*** AVAILABLE DATA

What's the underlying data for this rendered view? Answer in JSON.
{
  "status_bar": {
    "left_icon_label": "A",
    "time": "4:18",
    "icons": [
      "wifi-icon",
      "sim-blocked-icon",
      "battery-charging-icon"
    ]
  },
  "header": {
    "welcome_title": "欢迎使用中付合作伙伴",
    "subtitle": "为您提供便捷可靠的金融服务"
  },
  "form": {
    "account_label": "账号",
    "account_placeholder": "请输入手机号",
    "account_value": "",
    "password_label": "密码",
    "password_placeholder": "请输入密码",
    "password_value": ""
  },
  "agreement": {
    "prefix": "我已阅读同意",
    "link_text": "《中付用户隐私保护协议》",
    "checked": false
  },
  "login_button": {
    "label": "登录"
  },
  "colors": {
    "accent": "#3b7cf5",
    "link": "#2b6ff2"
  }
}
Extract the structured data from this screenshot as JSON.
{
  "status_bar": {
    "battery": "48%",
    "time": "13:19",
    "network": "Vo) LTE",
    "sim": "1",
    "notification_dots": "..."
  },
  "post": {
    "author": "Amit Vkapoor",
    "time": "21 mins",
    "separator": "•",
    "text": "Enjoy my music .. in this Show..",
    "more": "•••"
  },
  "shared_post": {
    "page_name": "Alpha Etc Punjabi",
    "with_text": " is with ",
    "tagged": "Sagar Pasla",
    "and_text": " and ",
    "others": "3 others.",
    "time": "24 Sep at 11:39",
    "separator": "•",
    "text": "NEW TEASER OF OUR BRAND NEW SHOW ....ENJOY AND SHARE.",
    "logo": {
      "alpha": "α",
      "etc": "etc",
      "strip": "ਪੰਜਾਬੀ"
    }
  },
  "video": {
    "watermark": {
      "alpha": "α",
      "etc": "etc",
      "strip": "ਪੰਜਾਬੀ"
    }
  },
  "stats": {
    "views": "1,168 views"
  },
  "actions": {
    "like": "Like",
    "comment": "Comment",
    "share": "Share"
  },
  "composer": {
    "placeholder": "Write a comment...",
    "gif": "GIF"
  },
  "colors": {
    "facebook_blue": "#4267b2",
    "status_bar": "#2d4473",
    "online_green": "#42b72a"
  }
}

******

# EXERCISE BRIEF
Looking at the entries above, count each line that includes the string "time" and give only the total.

# THE ANSWER
4